The U.S. Mint immediately put mint sculptors Gilroy Roberts and Frank Gasparro to work to prepare the designs. The sculptors modified the designs they had created for the John F. Kennedy Presidential series medal that Kennedy had already approved.
The mint was scheduled to start production of the half dollar in January, but there was another obstacle that was going to have to be overcome and it was going to take an act of Congress to accomplish it. Previous coinage laws required that a coin be in production for 25 years before changes could be made to it. The Franklin half dollar had only been in production for 15 years.
A bill was introduced to Congress in early December to allow for Kennedy’s image to appear on the half dollar. The new President, Lyndon Johnson, endorsed the call for a Kennedy half dollar on December 10 and the bill was passed on December 30, 1963. The first Kennedy half dollars were placed into production on January 30, 1964.
It is perhaps with a little bit of irony that the change of the half dollar to Kennedy would be the start of the demise of the half dollar as a circulated coin. Until that time, the half dollar was a widely used coin.
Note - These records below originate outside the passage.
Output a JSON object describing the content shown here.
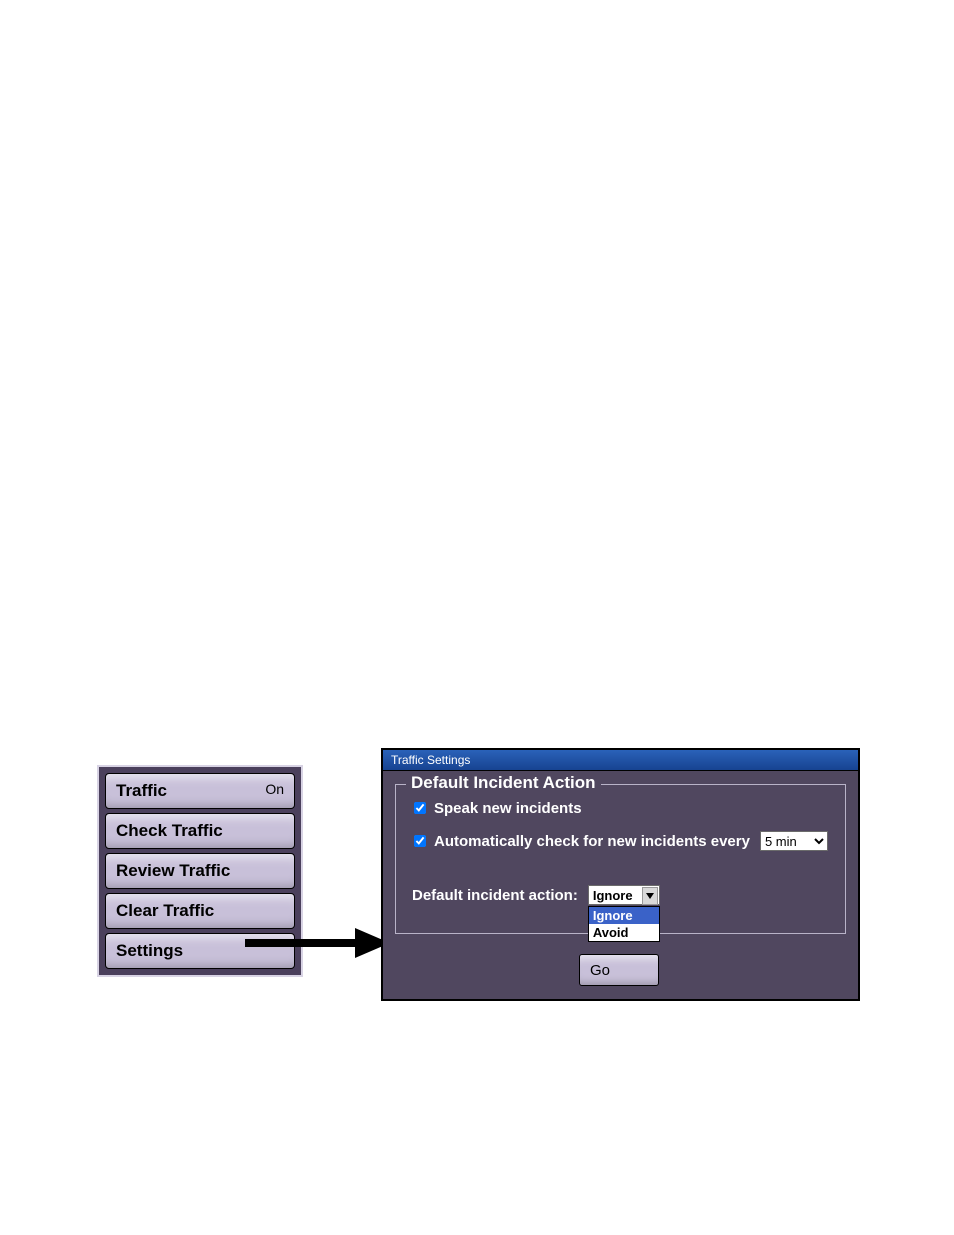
{
  "menu": {
    "items": [
      {
        "label": "Traffic",
        "status": "On"
      },
      {
        "label": "Check Traffic"
      },
      {
        "label": "Review Traffic"
      },
      {
        "label": "Clear Traffic"
      },
      {
        "label": "Settings"
      }
    ]
  },
  "dialog": {
    "title": "Traffic Settings",
    "group_title": "Default Incident Action",
    "speak_label": "Speak new incidents",
    "auto_label": "Automatically check for new incidents every",
    "interval_value": "5 min",
    "action_label": "Default incident action:",
    "action_value": "Ignore",
    "action_options": [
      "Ignore",
      "Avoid"
    ],
    "go_label": "Go"
  }
}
Kennedy was so well-loved and revered that everyone hoarded the Kennedy half dollars and kept them as a memento. The mint increased production but was still unable to keep up with demand.
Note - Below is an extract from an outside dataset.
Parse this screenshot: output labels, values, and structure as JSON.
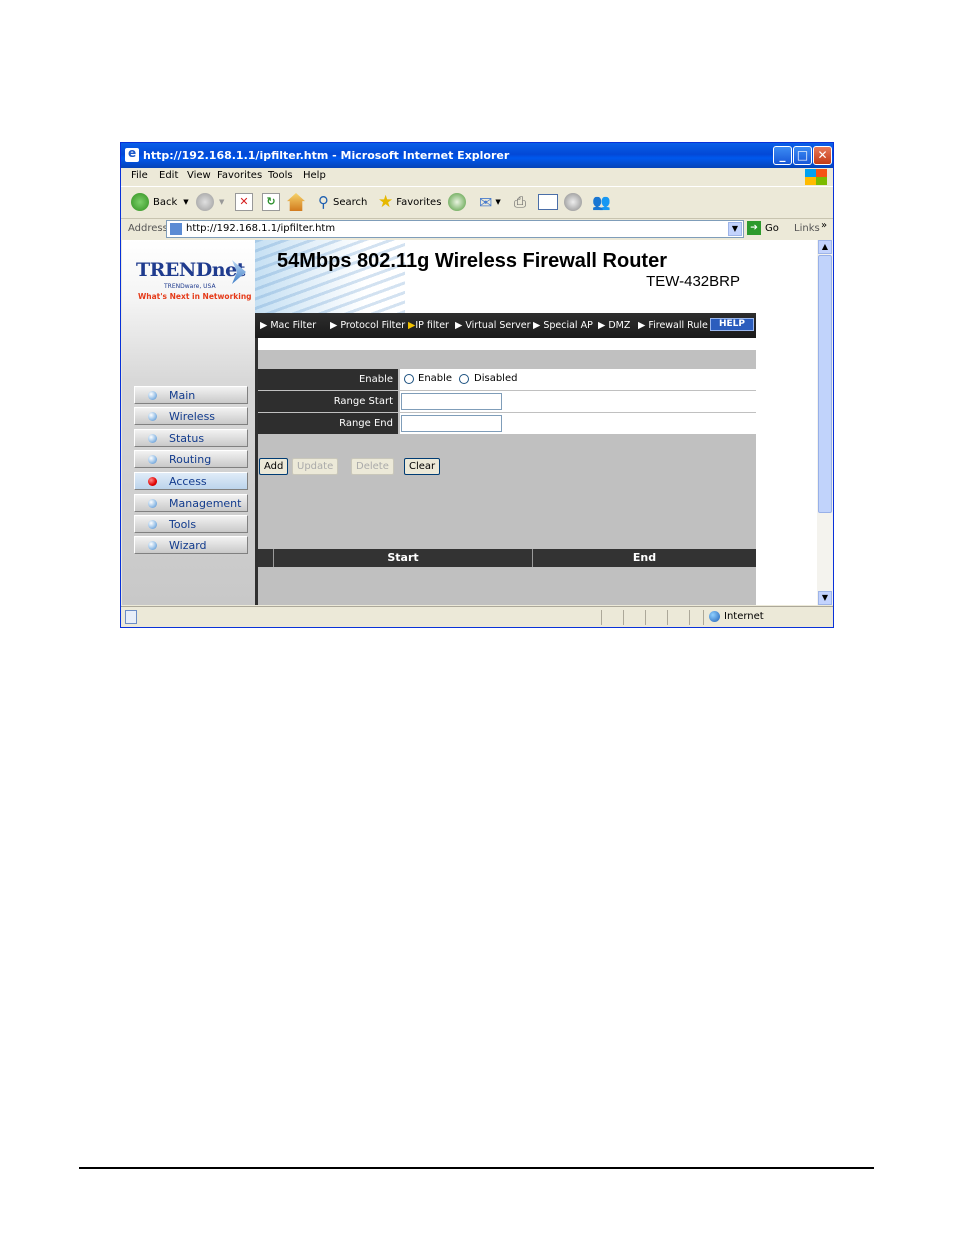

In 1965, the mint discontinued the use of silver into production of coins, except in the Kennedy half dollar, which was reduced to 40% silver. This caused the hoarding of the previous silver coins. By the time the Kennedy half dollar became entirely clad metal in 1971, the half dollar had lost its popularity and was no longer being used for circulation.
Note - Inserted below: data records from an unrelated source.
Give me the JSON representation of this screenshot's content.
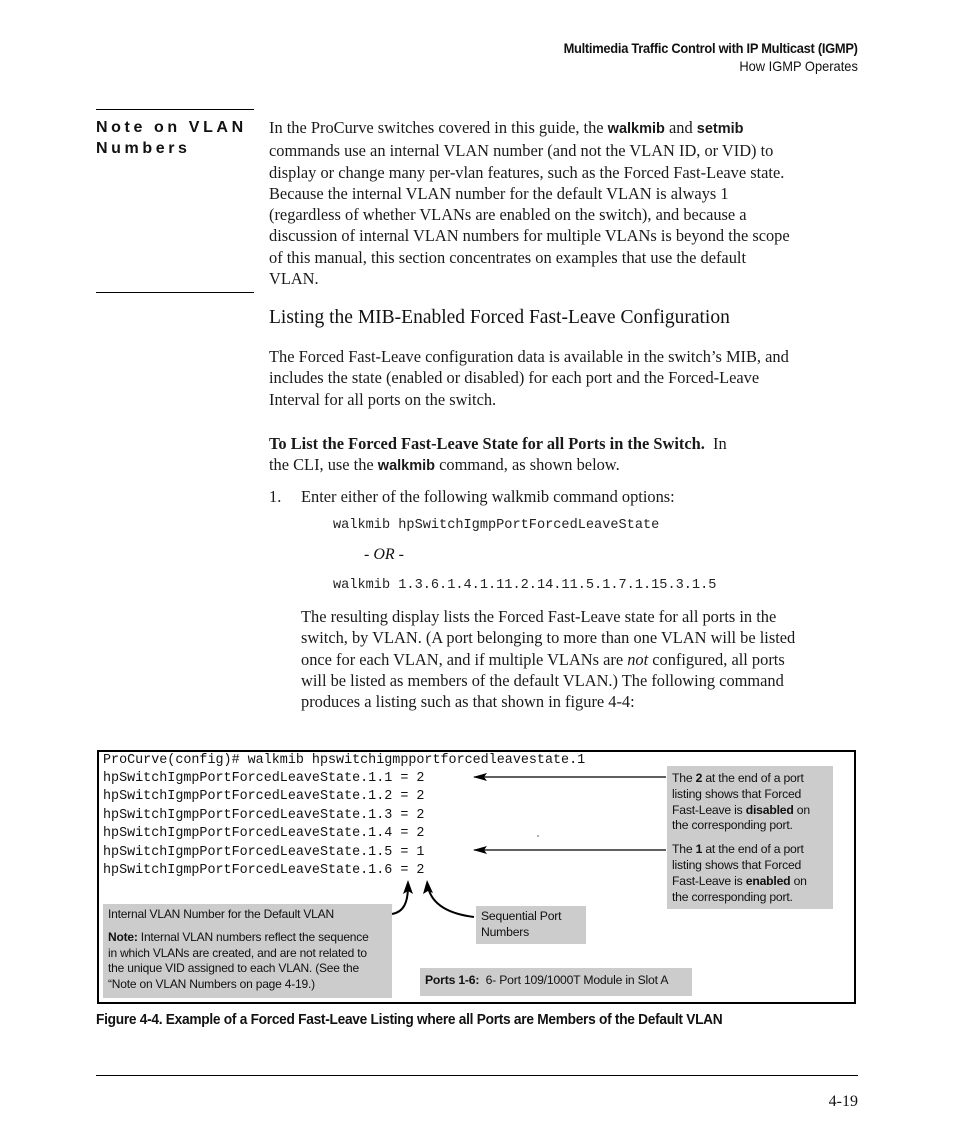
{
  "header": {
    "chapter_title": "Multimedia Traffic Control with IP Multicast (IGMP)",
    "section_title": "How IGMP Operates"
  },
  "note": {
    "heading_line1": "Note on VLAN",
    "heading_line2": "Numbers",
    "lines": [
      [
        "In the ProCurve switches covered in this guide, the ",
        {
          "kw": "walkmib"
        },
        " and ",
        {
          "kw": "setmib"
        }
      ],
      [
        "commands use an internal VLAN number (and not the VLAN ID, or VID) to"
      ],
      [
        "display or change many per-vlan features, such as the Forced Fast-Leave state."
      ],
      [
        "Because the internal VLAN number for the default VLAN is always 1"
      ],
      [
        "(regardless of whether VLANs are enabled on the switch), and because a"
      ],
      [
        "discussion of internal VLAN numbers for multiple VLANs is beyond the scope"
      ],
      [
        "of this manual, this section concentrates on examples that use the default"
      ],
      [
        "VLAN."
      ]
    ]
  },
  "section": {
    "title": "Listing the MIB-Enabled Forced Fast-Leave Configuration",
    "intro_lines": [
      "The Forced Fast-Leave configuration data is available in the switch’s MIB, and",
      "includes the state (enabled or disabled) for each port and the Forced-Leave",
      "Interval for all ports on the switch."
    ],
    "procedure_heading": "To List the Forced Fast-Leave State for all Ports in the Switch.",
    "procedure_line1_rest": "In",
    "procedure_line2_pre": "the CLI, use the ",
    "procedure_line2_kw": "walkmib",
    "procedure_line2_post": " command, as shown below.",
    "step_number": "1.",
    "step_text": "Enter either of the following walkmib command options:",
    "command_option_1": "walkmib hpSwitchIgmpPortForcedLeaveState",
    "or_label": "- OR -",
    "command_option_2": "walkmib 1.3.6.1.4.1.11.2.14.11.5.1.7.1.15.3.1.5",
    "result_lines": [
      [
        "The resulting display lists the Forced Fast-Leave state for all ports in the"
      ],
      [
        "switch, by VLAN. (A port belonging to more than one VLAN will be listed"
      ],
      [
        "once for each VLAN, and if multiple VLANs are ",
        {
          "em": "not"
        },
        " configured, all ports"
      ],
      [
        "will be listed as members of the default VLAN.) The following command"
      ],
      [
        "produces a listing such as that shown in figure 4-4:"
      ]
    ]
  },
  "figure": {
    "cli_prompt_line": "ProCurve(config)# walkmib hpswitchigmpportforcedleavestate.1",
    "cli_output": [
      {
        "oid": "hpSwitchIgmpPortForcedLeaveState.1.1",
        "value": "2"
      },
      {
        "oid": "hpSwitchIgmpPortForcedLeaveState.1.2",
        "value": "2"
      },
      {
        "oid": "hpSwitchIgmpPortForcedLeaveState.1.3",
        "value": "2"
      },
      {
        "oid": "hpSwitchIgmpPortForcedLeaveState.1.4",
        "value": "2"
      },
      {
        "oid": "hpSwitchIgmpPortForcedLeaveState.1.5",
        "value": "1"
      },
      {
        "oid": "hpSwitchIgmpPortForcedLeaveState.1.6",
        "value": "2"
      }
    ],
    "callout_disabled": {
      "l1_pre": "The ",
      "l1_bold": "2",
      "l1_post": " at the end of a port",
      "l2": "listing shows that Forced",
      "l3_pre": "Fast-Leave is ",
      "l3_bold": "disabled",
      "l3_post": " on",
      "l4": "the corresponding port."
    },
    "callout_enabled": {
      "l1_pre": "The ",
      "l1_bold": "1",
      "l1_post": " at the end of a port",
      "l2": "listing shows that Forced",
      "l3_pre": "Fast-Leave is ",
      "l3_bold": "enabled",
      "l3_post": " on",
      "l4": "the corresponding port."
    },
    "callout_internal_vlan": {
      "title": "Internal VLAN Number for the Default VLAN",
      "note_label": "Note:",
      "note_l1": " Internal VLAN numbers reflect the sequence",
      "note_l2": "in which VLANs are created, and are not related to",
      "note_l3": "the unique VID assigned to each VLAN. (See the",
      "note_l4": "“Note on VLAN Numbers on page 4-19.)"
    },
    "callout_sequential": {
      "l1": "Sequential Port",
      "l2": "Numbers"
    },
    "callout_ports": {
      "label": "Ports 1-6:",
      "text": "  6- Port 109/1000T Module in Slot A"
    },
    "caption": "Figure 4-4.  Example of a Forced Fast-Leave Listing where all Ports are Members of the Default VLAN"
  },
  "footer": {
    "page_number": "4-19"
  }
}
The Kennedy half dollar has an interesting story and is a great coin to collect.
Guide to Kennedy Half Dollars
1964 Accented Hair Kennedy Half Dollar
The Kennedy half dollar was designed to commemorate President John F. Kennedy after his assassination on November 22, 1963.
The U.S. Mint was to start production of the half dollar in January, so there was very little time to change the design from the Franklin half dollar to the Kennedy half dollar. Plus, another obstacle that was in the way was going to require an act of Congress to overcome.
The current coinage laws of the time required that a coin be in production for 25 years before any changes to the design could be made. The Franklin half dollar had only been in production for 15 years. A bill was introduced in Congress to allow for the Kennedy half dollar and with President Lyndon B. Johnson’s support, the bill was passed on December 30, 1963.
It is believed that plans for the new half dollar began the day of Kennedy’s assassination. With very little time to design a new coin, mint sculptors Gilroy Roberts and Frank Gasparro immediately went to work. To save time, the sculptors modified the designs they had created for the John F. Kennedy Presidential series medal that Kennedy had already approved.
The first of the Kennedy half dollars for began production on January 30, 1964. The first of the Kennedy half dollars minted were proof coins. It is rumored that former first lady, Jacqueline Kennedy, disapproved of the design and requested a few small changes. Whatever the reason, the design was modified after the first production. It is these early proof coins that are commonly referred to as having “accented hair.”
Since the production of the Accented Hair design was limited only to the proof coins before the design was changed, there is believed to only be between 40,000 and 120,000 of these coins minted. The coin is most easily identified by the wishbone shaped hair strands above the ear.
However, there are a few other ways of identifying an Accented Hair Kennedy half dollar. On the reverse side of an Accented Hair coin, the I in LIBERTY has a truncated serif on the bottom left; the G in Frank Gasparro’s initials do not have a serif; the stars below UNUM on the banner appear to intersect and break the rays.
The Accented Hair Kennedy half dollar is very collectable, but is not widely known. This presents an opportunity to cherry pick these highly collectable coins.